The iconic Matterhorn in Zermatt resides under the Milky Way, reflecting in nighttime Stellisee lake.
It is truly remarkable, how much this majestic landmark mountain of Switzerland dwarfs under the gigantic arc of the stars.
In August around 3 AM, the Milky Way rises above the 14692 ft (4478 m) high Matterhorn in the Swiss Alps.
After moonset or at new moon, millions of stars belonging to our galaxy light up the sky.
Resolving pointy stars during the 4 minutes exposure time requires star tracking with the camera to compensate for earth’s rotation.
This causes also faint stars to appear on the image so that the number of stars visible largely increases.

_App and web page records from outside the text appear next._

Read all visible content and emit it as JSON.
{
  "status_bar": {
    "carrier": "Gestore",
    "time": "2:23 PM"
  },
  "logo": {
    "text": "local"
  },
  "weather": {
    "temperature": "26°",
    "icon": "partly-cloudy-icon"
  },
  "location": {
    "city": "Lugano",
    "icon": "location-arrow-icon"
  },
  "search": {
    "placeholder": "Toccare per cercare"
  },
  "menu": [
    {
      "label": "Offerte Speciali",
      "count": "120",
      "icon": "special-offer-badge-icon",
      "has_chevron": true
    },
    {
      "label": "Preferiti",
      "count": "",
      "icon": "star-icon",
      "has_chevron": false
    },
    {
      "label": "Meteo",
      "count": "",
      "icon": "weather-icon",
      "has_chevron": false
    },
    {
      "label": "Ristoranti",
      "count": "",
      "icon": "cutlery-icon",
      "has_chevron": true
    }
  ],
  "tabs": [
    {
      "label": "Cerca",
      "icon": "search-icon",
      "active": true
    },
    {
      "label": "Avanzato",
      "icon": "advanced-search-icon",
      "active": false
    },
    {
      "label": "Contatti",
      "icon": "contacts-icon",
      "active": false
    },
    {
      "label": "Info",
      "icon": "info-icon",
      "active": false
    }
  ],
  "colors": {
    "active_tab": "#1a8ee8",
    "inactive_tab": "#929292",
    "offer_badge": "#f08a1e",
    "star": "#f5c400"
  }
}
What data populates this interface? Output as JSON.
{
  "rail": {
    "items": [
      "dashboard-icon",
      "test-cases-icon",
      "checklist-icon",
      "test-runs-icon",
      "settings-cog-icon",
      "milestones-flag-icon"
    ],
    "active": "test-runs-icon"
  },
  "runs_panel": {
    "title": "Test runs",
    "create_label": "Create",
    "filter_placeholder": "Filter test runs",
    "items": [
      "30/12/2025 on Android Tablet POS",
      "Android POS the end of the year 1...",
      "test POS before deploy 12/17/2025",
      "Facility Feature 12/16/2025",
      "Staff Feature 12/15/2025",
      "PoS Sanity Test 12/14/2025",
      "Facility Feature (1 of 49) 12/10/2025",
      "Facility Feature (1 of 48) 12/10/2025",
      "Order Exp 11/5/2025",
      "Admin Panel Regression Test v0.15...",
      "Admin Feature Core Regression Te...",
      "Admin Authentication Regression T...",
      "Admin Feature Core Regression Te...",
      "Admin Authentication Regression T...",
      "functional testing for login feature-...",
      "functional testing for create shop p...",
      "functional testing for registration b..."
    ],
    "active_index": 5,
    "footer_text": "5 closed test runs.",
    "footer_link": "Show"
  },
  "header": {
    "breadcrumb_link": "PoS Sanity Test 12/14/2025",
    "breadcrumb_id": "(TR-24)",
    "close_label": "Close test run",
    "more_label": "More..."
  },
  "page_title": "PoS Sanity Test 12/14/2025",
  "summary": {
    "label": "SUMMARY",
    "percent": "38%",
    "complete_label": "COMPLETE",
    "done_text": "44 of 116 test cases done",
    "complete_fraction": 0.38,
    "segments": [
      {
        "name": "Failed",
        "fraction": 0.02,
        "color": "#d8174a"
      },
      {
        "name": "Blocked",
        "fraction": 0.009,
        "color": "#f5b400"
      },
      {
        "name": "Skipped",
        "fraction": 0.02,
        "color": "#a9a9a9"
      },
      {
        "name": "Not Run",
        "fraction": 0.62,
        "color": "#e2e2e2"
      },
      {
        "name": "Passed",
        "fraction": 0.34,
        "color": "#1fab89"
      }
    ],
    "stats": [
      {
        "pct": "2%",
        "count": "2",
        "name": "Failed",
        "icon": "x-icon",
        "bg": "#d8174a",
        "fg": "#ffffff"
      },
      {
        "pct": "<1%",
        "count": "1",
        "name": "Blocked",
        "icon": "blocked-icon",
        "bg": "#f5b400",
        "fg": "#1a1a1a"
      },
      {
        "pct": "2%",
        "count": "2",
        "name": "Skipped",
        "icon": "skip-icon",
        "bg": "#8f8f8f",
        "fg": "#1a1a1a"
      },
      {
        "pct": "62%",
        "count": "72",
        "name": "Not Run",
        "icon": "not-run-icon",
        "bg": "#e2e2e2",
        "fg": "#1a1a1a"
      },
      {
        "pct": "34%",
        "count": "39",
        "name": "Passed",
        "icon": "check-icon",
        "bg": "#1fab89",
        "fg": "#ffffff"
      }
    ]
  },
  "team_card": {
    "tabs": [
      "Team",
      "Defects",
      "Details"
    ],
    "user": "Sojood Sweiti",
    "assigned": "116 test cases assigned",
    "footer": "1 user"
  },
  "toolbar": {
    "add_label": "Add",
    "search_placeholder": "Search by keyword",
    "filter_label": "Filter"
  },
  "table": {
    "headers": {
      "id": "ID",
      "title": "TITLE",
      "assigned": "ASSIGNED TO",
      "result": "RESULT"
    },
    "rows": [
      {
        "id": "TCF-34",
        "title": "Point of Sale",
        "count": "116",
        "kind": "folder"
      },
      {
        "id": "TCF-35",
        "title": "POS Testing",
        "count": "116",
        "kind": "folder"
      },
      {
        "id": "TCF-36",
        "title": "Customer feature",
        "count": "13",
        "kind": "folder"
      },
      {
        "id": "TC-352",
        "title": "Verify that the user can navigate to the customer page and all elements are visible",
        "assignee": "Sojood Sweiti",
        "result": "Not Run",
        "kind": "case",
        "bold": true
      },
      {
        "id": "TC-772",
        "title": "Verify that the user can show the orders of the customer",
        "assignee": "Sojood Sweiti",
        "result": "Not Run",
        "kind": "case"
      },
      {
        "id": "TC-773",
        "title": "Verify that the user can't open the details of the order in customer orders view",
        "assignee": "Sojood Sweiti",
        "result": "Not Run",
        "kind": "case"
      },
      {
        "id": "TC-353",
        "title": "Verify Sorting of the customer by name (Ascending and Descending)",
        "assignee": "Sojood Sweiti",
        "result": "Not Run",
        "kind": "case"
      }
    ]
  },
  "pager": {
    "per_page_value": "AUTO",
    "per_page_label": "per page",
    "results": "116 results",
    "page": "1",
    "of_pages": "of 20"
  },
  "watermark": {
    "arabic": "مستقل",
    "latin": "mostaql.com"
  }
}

However, the reflection of the stars in the lake remains as trails as the star tracking is mirrored and hence tracks in the wrong direction.
This effect documents the dynamics of the earth rotation. Under the vast firmament of the Milky Way, the star constellations of Sagittarius and Scorpius are setting below the horizon to the left and right of the Matterhorn.
The twofold Milky Way intersected by dark clouds of interstellar dust shows the constellations of Scutum and the Ophiuchus.
Just above three bright stars that are visible belong to the so called summer triangle.
These stars are Atair of Aquila, Wega in Lyra and Deneb in Cygnus.
The constellations atop of the image belong to Cepheus and the Cassiopeia.
A night out at Stellisee with the Matterhorn under the myriads of stars is triggering deep thoughts about our place in the universe
and the importance of our daily routine.
Canon 5D MkII, Rokinon 14 mm, f/2.8, static and dynamic exposure of 4 minutes, ISO 1600, tripod, AstroTrac TT320 digital astronomical mount